Yisrael Beytenu leader Avigdor Liberman, meanwhile, released a statement slamming Netanyahu’s government for boosting the Arab share of the budget.
“The next time, the Arabs will flock to the polls funded by Netanyahu,” he said, referring to the prime minister’s comments in the last election warning that Arabs were going to the polls en masse in order to get Likud supporters out to vote.
Lieberman said that “while Islamic State is threatening to destroy Israel, the Israeli government finds it necessary to strengthen the Joint Arab List – just as Islamic State’s ultimate aim is the destruction of Israel.”
Instead of strengthening the moderate elements of Arab society, the government is passing NIS 15b. to the Arabs, said Liberman.

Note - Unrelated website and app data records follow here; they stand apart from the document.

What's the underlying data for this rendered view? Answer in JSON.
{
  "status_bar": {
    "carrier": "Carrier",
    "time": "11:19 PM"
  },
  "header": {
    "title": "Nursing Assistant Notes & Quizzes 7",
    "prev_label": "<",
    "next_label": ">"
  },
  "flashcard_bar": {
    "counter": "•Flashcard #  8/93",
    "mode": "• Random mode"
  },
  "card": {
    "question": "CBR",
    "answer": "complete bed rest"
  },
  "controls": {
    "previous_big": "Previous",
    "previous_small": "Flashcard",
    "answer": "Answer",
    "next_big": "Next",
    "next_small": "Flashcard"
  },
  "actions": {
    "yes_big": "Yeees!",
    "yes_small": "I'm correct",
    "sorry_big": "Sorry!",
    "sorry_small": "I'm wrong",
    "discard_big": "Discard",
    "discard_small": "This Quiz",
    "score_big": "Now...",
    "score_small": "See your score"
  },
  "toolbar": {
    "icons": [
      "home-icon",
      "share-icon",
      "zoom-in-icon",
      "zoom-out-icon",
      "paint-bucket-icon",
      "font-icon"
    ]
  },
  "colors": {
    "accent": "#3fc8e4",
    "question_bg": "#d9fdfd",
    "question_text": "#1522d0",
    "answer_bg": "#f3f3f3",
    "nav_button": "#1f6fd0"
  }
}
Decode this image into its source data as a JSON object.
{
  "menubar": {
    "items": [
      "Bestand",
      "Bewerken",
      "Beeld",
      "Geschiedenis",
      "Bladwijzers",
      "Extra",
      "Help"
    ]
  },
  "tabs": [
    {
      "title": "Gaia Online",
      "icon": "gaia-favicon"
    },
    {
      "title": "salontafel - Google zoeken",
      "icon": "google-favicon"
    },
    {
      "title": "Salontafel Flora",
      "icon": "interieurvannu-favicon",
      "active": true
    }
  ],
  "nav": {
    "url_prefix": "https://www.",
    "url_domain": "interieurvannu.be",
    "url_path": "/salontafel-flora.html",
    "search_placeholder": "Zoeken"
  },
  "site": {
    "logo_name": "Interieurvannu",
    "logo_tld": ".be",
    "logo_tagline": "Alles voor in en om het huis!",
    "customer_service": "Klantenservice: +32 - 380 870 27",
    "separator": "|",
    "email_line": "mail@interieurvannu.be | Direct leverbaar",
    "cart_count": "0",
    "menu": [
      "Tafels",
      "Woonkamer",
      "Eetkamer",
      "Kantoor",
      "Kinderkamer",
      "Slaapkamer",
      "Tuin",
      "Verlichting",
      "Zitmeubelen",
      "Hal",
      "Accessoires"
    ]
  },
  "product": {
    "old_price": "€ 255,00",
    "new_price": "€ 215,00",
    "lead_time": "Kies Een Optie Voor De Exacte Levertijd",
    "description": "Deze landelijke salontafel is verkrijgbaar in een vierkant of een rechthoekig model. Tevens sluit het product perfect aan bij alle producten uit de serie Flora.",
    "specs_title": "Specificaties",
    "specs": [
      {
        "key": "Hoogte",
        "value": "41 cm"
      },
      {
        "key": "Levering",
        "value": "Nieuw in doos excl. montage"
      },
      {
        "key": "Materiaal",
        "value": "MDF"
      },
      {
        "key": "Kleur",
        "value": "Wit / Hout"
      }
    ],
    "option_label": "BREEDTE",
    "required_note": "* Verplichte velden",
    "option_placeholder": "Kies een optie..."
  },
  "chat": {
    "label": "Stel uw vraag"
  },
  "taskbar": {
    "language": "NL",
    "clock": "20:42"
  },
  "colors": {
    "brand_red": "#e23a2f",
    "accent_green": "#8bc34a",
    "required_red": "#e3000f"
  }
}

A Likud source responded by saying he should first learn the details of the deal before he talks nonsense.
“This is the first time that the transfer of funds to the Arab sector is conditional on the cessation of illegal building,” the source said.
Jafar Farah, director of the NGO Mossawa Center – The Advocacy Center for Arab Citizens in Israel, told the Post he is concerned that the Prime Minister’s Office did not release any specific numbers for the deal.
“They said that only after approval of the government decision will numbers be issued from the Finance Ministry,” he said, adding that “according to our data, the plan would be around NIS 9.5b. to 10b. over five years. in the best case.”
Farah, whose NGO had a part in drafting the Arab plan, calls for NIS 6.4b. a year for five years.
“The Mossawa Center is very skeptical about this decision and has a feeling that it is more for public relations,” asserted Farah, stating that the 2016 budget is already allocated, meaning the money will have to be found for it.
Amnon Beeri-Sulitzeanu, co-executive director of the Abraham Fund, an NGO dedicated to inclusion and equality between Arab and Jewish citizens, said his organization welcomes the agreement, but the government needs to realize that economics is not enough by itself to implement full integration of Arabs into society.
“It has to be supplemented by education for coexistence, anti-racism policies and representation of the Arab citizens in all realms of public life in Israel,” he said. “The government cannot exercise a positive approach to economic integration and at the same time a negative approach to the Arab minority in every other aspect.”
Sikkuy – the Association for the Advancement of Civic Equality – lauded the government’s decision approving the plan submitted by the Finance Ministry and the Authority for Economic Development of the Arab Sector.
“This is an important and especially welcome day for anyone who seeks to advance equality between Arab and Jewish citizens,” Sikkuy said.
“This important plan differs significantly from previous plans in that it corrects the state’s current allocation mechanisms in various funding areas. It revises some of the existing discriminatory funding formulas into ones based on equality.”
However, the NGO said the plan’s weakness is that it was developed with insufficient consultation with Arab society’s leadership, and doesn’t explicitly commit to correcting the discrimination in the education budget and does not include enough direct resource allocations to the Arab local authorities.
Deputy Regional Cooperation Minister Ayoub Kara said “the Likud government continues to bring salvation to the Arab sector according to the teachings of Ze’ev Jabotinsky.”